[AIM OF THE TASK]:
Would you please copy each line of the listing that mentions "name"?

[GIVEN RECORDS]:
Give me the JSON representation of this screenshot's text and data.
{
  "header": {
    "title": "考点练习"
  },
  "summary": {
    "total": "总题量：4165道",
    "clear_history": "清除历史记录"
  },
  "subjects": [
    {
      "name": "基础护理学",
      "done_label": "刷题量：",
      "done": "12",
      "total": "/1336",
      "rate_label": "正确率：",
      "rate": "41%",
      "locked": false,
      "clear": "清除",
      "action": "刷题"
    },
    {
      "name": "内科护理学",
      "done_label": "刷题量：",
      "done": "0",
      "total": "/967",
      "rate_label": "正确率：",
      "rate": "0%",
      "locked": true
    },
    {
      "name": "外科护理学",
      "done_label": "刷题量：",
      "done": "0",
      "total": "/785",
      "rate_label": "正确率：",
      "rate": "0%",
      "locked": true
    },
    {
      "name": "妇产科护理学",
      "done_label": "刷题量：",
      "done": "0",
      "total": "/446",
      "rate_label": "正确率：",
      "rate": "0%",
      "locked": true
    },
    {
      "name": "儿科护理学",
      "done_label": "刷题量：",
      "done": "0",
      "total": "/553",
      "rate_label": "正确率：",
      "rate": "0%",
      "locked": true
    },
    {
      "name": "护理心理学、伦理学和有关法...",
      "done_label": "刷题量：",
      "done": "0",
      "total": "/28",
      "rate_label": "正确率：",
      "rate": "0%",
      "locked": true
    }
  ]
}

[WORKED SOLUTION]:
      "name": "基础护理学",
      "name": "内科护理学",
      "name": "外科护理学",
      "name": "妇产科护理学",
      "name": "儿科护理学",
      "name": "护理心理学、伦理学和有关法...",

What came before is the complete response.